“Ah yes, but we are more accustomed to—it’s hardly fair to burden a neighbour. No, we’ll be getting on.”
“If those fellers up there make a row about your bringing in a youngster”—he thrust out his jaw—“they can settle the account with me. I’ve got to do something for that cough before the kid goes on.”
“Well,” said the priest; and so wily are these Jesuits that he never once mentioned that he was himself a qualified doctor in full and regular practice. He kept his eyes on the finished stockade and the great chimney, wearing majestically its floating plume of smoke.
“Hi!” Mac called between his hands to the Indians, who had gone some distance ahead. “Hi!” He motioned them back up the hill trail.
O’Flynn had come out of the Little Cabin, and seemed to be laboriously trundling something along the footpath. He got so excited when he heard the noise and saw the party that, inadvertently, he let his burden slide down the icy slope, bumping and bouncing clumsily from one impediment to another.
“Faith, look at ’im! Sure, that fossle can’t resthrain his j’y at seein’ ye back. Mac, it’s yer elephunt. I was takin’ him in to the sate of honour be the foir. We thought it ’ud be a pleasant surprise fur ye. Sure, ye’r more surprised to see ‘im leppin’ down the hill to meet ye, like a rale Irish tarrier.”
Mac was angry, and didn’t conceal the fact. As he ran to stop the thing before it should be dashed to pieces, the priest happened to glance back, and saw coming slowly along the river trail a solitary figure that seemed to make its way with difficulty.

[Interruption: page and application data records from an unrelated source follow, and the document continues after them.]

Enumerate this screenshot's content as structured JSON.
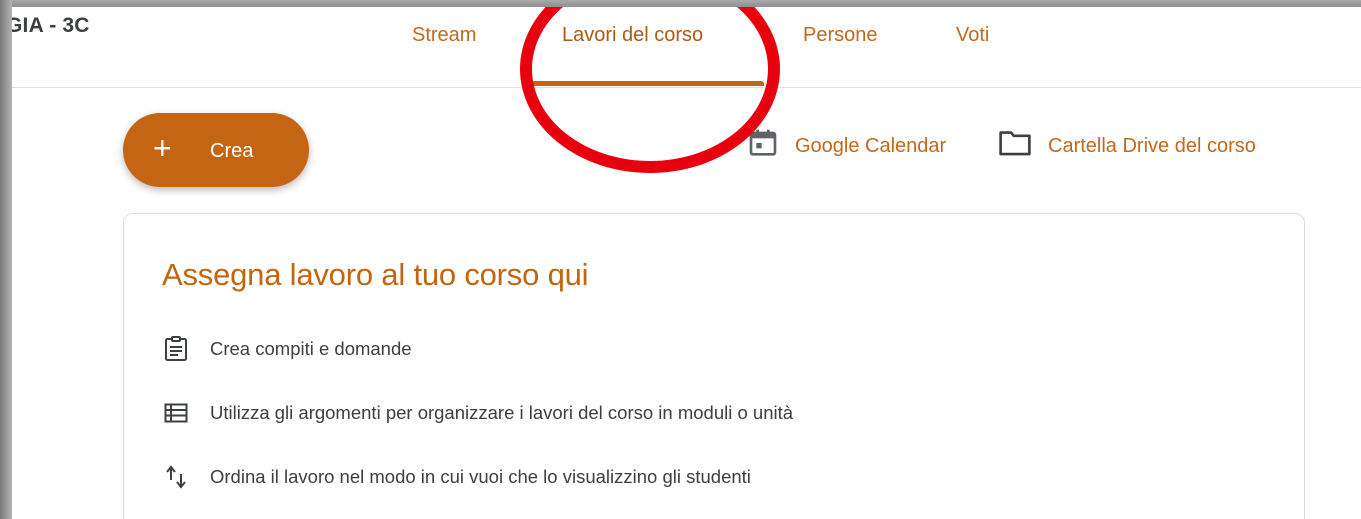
{
  "header": {
    "class_title": "GIA - 3C",
    "tabs": [
      {
        "label": "Stream"
      },
      {
        "label": "Lavori del corso",
        "active": true
      },
      {
        "label": "Persone"
      },
      {
        "label": "Voti"
      }
    ]
  },
  "toolbar": {
    "create_label": "Crea",
    "calendar_label": "Google Calendar",
    "drive_label": "Cartella Drive del corso"
  },
  "card": {
    "title": "Assegna lavoro al tuo corso qui",
    "items": [
      {
        "icon": "assignment-icon",
        "text": "Crea compiti e domande"
      },
      {
        "icon": "topic-list-icon",
        "text": "Utilizza gli argomenti per organizzare i lavori del corso in moduli o unità"
      },
      {
        "icon": "reorder-arrows-icon",
        "text": "Ordina il lavoro nel modo in cui vuoi che lo visualizzino gli studenti"
      }
    ]
  },
  "colors": {
    "accent": "#c5670f",
    "annotation": "#e8000f",
    "text": "#3c4043"
  }
}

“It looks as though you’d have more than you bargained for at the House-Warming,” he said.
O’Flynn came down the hill babbling like a brook.
“Good-day to ye, Father. The blessin’s o’ Heaven on ye fur not kapin’ us starvin’ anny longer. There’s Potts been swearin’, be this and be that, that yourself and the little divvle wudn’t be at the Blow-Out at ahl, at ahl.”
“You mean the Boy hasn’t come back?” called out Mac. He leaned Elephas primigenius against a tuft of willow banked round with snow, and turned gloomily as if to go back down the river again.
“Who’s this?” They all stood and watched the limping traveller.
“Why it’s—of course. I didn’t know him with that thing tied over his cap”; and Mac went to meet him.
The Boy bettered his pace.
“How did I miss you?” demanded Mac.
“Well,” said the Boy, looking rather mischievous, “I can’t think how it happened on the way down, unless you passed when I ’d gone uphill a piece after some tracks. I was lyin’ under the Muff a few miles down when you came back, and you—well, I kind o’ thought you seemed to have your hands full.” Mac looked rigid and don’t-you-try-to-chaff-me-sir. “Besides,” the Boy went on, “I couldn’t cover the ground like you and Father Wills.”